Posted on May 7, 2020

U.S. Spends $23 Million on Culturally, Linguistically Diverse COVID-19 Outreach for Minorities

Judicial Watch, May 5, 2020

Dealing with a devastated economy and the worst unemployment crisis in history, the U.S. government is quietly spending $23 million on “culturally and linguistically diverse” COVID-19 outreach and education in racial and ethnic minority and disadvantaged communities. The goal is to develop a national and statewide network of public and community-based organizations that will help mitigate the virus’s disproportionate impact among that demographic, according to one of the recently published grant announcements. A separate allocation will revive an Obama-era program that gave leftist groups tens of millions of dollars to help poor, minority and indigenous communities attain “environmental justice.” Under that project the Environmental Protection Agency (EPA) will reopen the State Environmental Justice Cooperative Agreement Program (SEJCA) to help “underserved communities” and “vulnerable populations” deal with COVID-19.

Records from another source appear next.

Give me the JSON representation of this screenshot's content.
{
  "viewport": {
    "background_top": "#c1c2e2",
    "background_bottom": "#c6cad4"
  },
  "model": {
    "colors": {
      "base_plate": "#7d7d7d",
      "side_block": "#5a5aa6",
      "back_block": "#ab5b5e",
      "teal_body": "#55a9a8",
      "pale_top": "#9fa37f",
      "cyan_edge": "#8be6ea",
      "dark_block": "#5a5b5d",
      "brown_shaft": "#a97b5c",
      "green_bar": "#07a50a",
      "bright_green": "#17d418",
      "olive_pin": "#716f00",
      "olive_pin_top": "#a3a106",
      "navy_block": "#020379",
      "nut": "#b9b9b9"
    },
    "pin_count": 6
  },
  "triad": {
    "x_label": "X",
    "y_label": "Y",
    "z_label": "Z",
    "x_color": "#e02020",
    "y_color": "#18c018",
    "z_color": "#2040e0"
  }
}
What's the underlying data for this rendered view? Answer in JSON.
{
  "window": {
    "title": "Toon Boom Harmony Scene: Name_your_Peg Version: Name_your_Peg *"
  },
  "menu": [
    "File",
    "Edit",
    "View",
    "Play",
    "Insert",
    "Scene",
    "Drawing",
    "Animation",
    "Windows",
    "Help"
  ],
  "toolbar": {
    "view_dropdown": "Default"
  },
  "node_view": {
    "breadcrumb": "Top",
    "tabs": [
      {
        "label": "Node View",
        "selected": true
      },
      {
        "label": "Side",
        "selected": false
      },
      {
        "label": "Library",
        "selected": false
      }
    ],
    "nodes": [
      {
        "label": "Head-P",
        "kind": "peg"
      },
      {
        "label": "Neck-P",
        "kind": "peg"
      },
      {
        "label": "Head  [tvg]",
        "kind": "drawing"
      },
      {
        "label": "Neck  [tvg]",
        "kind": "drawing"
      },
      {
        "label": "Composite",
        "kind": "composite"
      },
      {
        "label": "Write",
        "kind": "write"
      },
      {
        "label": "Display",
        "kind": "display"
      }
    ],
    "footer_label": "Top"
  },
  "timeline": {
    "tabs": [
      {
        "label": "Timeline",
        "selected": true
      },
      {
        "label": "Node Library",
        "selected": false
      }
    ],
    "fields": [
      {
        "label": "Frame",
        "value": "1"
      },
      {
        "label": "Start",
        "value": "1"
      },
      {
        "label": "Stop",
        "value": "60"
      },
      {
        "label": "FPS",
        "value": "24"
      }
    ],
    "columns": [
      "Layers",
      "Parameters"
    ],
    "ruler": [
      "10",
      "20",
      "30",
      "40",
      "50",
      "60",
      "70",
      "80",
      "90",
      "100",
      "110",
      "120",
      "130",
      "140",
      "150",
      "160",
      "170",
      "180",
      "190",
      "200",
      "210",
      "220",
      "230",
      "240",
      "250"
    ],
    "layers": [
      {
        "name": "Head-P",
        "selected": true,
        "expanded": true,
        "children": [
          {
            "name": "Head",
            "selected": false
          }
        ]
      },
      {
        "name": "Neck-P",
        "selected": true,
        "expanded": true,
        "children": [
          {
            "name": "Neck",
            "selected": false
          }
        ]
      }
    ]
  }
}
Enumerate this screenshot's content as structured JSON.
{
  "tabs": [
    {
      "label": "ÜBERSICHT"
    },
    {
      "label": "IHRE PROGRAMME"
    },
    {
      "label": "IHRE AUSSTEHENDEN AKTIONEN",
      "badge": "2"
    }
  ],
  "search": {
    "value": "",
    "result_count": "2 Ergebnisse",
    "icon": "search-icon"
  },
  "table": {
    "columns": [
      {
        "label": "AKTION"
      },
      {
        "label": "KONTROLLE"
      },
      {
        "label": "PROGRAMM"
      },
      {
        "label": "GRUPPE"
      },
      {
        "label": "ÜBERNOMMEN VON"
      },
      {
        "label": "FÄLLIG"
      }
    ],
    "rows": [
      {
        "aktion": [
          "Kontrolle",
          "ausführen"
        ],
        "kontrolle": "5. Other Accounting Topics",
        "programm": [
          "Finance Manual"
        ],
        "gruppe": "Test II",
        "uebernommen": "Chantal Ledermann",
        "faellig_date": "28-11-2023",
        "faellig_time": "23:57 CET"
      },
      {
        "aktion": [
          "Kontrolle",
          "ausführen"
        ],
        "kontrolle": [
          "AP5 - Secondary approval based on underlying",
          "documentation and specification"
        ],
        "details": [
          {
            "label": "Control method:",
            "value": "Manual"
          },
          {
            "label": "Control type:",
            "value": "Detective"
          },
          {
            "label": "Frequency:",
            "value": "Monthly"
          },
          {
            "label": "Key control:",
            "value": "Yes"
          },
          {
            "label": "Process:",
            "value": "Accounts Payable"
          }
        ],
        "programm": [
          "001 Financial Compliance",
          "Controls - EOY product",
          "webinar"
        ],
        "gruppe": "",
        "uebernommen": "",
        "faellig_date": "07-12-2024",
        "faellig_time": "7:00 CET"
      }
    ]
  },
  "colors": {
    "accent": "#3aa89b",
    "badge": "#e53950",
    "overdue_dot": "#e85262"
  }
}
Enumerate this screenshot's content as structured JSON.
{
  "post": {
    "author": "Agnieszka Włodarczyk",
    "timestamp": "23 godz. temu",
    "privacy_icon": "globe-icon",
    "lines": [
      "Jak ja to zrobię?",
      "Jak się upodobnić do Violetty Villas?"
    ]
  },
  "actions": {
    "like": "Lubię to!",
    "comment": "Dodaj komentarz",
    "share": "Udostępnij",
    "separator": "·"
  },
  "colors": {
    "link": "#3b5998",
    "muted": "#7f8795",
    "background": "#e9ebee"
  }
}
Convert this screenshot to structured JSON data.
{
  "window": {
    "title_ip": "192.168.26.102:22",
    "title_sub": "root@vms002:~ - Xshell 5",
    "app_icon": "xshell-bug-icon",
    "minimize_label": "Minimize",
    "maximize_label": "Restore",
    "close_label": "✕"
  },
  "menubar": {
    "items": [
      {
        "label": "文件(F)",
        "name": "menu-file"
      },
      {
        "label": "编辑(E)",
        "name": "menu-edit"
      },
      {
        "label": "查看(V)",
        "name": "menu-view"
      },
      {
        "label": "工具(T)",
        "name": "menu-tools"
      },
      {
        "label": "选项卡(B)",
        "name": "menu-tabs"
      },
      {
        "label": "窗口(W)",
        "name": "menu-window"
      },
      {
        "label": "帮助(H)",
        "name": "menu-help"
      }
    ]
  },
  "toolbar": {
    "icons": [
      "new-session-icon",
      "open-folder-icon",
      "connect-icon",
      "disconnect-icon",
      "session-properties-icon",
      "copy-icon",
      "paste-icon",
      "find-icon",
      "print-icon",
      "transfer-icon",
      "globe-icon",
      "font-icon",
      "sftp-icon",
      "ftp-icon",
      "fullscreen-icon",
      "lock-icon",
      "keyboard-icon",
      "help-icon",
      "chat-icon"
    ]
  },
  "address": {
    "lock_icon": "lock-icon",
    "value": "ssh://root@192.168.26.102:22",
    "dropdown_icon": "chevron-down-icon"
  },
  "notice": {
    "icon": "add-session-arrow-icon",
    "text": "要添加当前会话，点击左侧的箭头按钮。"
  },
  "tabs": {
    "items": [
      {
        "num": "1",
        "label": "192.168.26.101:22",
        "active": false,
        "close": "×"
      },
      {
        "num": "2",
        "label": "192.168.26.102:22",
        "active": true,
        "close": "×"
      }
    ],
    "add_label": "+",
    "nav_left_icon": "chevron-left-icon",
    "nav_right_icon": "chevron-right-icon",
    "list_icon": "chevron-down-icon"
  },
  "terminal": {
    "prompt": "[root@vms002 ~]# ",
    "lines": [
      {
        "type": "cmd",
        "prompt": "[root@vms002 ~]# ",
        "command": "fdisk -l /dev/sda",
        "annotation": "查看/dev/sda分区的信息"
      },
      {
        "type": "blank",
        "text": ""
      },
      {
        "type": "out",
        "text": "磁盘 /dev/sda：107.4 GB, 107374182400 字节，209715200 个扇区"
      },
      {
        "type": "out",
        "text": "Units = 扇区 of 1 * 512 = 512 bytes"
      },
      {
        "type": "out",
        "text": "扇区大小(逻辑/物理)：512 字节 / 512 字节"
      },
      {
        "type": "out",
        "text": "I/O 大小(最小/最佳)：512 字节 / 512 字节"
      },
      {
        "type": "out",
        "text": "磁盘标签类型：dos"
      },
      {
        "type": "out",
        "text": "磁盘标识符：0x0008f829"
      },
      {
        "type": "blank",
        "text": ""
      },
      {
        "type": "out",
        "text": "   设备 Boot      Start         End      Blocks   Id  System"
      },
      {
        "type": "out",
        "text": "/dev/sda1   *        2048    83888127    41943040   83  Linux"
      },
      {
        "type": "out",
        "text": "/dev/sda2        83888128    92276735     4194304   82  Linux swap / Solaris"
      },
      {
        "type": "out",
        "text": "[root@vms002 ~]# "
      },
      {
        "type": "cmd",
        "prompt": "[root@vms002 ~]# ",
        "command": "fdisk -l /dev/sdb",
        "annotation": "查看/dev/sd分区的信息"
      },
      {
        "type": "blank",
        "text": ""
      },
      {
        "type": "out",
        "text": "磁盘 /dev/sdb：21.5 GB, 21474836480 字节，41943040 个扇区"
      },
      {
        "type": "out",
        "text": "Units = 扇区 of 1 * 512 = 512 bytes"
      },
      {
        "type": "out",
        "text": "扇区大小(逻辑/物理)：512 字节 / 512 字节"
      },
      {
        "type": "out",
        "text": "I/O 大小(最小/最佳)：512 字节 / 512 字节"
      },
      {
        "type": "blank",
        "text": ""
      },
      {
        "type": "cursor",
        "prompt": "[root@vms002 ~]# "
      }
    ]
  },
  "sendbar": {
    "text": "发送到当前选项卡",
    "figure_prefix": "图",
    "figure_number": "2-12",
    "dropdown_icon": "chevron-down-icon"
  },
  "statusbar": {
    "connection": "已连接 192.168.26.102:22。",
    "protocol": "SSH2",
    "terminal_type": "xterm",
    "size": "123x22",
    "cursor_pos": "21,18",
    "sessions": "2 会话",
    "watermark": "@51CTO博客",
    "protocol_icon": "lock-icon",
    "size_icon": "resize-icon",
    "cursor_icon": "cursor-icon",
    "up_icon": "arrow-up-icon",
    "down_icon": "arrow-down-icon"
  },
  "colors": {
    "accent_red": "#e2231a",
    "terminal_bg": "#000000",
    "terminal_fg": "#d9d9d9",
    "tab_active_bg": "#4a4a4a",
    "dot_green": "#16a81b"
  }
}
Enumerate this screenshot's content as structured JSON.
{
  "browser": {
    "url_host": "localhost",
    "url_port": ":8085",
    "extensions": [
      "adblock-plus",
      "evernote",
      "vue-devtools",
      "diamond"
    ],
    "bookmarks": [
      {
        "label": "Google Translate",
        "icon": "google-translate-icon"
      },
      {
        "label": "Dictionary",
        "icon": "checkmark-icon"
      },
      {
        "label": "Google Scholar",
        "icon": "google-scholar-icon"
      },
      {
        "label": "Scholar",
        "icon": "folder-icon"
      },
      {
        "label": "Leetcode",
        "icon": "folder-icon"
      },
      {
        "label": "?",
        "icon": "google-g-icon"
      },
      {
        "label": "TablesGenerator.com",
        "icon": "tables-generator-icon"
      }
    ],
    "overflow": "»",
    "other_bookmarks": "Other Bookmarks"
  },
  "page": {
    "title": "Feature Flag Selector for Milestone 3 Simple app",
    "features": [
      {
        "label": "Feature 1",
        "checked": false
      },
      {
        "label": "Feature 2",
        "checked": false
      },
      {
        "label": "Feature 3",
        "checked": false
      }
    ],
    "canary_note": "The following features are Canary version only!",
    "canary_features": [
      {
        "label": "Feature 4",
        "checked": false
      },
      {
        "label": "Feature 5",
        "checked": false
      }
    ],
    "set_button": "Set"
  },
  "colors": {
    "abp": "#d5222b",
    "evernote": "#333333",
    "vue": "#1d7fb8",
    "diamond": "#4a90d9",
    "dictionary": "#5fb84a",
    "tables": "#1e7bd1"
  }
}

The biggest chunk of money, $22 million, will come from the Department of Health and Human Services (HHS), which just launched a National Infrastructure for Mitigating the Impact of COVID-19 within Racial and Ethnic Minority Communities. The agency’s Office of Minority Health (OMH) will dole out the cash to “community-based organizations” that are considered “trusted and usual information sources for racial and ethnic minority, rural and disadvantaged communities.” The organizations, most likely leftist groups, will use the taxpayer dollars to “disseminate effective response, recovery and resilience strategies and ensure service linkages for racial and ethnic minority, rural and disadvantaged communities hardest hit by the COVID-19 pandemic.” This includes identifying areas with minority and disadvantaged people at substantially greater risk of contracting the virus and adverse outcomes due to prevalence of underlying health conditions such as  hypertension, heart disease, diabetes, obesity, asthma, and COPD/lung disease as well as structural and systemic barriers to physical distancing and challenges to accessing healthcare and social services. The money will flow for up to three years so the community groups can document and distribute “lessons learned” and other findings.